### STUDY MATERIAL

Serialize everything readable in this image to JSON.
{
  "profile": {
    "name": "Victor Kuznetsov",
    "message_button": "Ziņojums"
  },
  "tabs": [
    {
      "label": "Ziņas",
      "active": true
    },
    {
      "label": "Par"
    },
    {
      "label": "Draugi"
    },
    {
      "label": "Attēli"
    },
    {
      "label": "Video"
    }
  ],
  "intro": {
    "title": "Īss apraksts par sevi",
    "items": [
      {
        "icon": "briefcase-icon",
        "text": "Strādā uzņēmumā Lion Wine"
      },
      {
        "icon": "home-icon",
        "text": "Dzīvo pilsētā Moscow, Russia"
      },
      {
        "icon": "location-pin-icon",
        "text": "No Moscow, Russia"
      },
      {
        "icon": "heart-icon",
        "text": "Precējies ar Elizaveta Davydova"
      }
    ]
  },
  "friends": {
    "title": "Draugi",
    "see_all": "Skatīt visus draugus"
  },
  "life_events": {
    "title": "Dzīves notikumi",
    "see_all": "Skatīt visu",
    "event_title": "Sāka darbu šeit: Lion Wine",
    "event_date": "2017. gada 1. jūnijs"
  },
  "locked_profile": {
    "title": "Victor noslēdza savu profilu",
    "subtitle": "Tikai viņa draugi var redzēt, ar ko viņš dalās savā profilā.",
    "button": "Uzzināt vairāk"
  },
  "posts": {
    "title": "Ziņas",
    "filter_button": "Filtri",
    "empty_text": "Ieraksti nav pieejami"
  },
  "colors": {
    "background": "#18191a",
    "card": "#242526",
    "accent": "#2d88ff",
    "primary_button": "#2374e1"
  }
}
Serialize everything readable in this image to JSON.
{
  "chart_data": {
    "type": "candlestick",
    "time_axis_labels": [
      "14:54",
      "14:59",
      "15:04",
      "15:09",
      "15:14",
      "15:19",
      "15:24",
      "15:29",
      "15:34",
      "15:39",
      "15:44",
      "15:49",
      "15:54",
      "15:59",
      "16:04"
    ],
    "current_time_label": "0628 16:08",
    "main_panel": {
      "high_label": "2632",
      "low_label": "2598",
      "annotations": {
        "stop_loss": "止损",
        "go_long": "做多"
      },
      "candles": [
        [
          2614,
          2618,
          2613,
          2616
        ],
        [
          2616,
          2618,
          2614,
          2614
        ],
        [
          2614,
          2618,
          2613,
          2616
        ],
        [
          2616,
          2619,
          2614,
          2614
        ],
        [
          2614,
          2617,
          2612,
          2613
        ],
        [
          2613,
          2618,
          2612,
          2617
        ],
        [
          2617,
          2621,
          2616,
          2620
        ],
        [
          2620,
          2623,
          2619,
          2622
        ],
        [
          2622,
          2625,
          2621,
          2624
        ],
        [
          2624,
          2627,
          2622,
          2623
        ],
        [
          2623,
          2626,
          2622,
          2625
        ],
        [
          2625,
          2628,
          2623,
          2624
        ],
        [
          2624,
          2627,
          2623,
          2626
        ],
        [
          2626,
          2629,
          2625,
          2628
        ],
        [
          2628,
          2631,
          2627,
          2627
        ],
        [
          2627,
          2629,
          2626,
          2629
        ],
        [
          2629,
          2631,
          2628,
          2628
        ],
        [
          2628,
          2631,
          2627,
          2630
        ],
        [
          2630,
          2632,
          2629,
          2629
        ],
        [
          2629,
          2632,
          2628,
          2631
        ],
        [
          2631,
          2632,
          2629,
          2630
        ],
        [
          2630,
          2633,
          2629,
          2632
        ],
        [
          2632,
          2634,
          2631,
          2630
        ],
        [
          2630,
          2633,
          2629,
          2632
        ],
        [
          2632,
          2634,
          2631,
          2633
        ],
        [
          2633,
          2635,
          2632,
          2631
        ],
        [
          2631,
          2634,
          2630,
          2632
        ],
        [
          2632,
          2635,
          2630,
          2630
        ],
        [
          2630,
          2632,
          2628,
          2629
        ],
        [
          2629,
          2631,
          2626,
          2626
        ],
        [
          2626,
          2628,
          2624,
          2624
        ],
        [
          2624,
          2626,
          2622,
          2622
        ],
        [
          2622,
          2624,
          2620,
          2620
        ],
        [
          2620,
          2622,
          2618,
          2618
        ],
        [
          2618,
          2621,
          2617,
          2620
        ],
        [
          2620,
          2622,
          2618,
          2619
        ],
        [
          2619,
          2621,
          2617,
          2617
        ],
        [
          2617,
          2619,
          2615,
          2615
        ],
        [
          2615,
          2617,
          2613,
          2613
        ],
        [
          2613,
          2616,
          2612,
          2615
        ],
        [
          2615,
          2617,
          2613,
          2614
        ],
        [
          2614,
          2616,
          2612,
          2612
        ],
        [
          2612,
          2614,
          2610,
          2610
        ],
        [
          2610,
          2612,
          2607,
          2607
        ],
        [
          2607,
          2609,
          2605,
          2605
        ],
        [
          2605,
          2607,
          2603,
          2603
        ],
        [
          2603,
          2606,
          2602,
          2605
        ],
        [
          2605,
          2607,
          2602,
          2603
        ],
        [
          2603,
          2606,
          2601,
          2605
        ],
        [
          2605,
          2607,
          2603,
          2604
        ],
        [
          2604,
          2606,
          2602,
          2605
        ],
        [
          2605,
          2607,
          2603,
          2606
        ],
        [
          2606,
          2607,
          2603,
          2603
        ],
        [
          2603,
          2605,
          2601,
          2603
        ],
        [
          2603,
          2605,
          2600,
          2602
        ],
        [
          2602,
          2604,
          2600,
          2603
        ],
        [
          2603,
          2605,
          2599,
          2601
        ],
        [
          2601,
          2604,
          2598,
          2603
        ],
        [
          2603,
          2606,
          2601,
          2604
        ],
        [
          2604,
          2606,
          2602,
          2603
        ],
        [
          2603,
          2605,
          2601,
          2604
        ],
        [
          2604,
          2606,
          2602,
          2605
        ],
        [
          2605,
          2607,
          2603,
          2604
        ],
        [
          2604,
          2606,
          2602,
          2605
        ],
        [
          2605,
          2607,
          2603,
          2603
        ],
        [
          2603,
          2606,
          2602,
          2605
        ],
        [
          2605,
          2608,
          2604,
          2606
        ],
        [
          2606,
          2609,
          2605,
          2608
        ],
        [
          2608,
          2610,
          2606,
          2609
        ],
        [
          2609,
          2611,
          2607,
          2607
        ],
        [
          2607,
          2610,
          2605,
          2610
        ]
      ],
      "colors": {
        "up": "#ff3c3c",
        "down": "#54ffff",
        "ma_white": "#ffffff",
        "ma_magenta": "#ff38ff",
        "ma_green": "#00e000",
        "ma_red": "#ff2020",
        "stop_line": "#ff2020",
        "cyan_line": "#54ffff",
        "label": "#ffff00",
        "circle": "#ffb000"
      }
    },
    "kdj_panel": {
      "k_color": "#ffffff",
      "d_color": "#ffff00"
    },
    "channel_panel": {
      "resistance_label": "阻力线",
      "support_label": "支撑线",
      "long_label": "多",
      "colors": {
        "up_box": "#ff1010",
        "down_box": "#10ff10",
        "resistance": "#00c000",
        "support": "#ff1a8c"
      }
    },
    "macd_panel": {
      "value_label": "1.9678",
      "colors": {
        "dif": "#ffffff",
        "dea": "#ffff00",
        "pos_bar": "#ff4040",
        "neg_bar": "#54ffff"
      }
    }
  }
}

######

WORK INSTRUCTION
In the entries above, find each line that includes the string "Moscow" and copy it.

RESPONSE TO THE TASK
        "text": "Dzīvo pilsētā Moscow, Russia"
        "text": "No Moscow, Russia"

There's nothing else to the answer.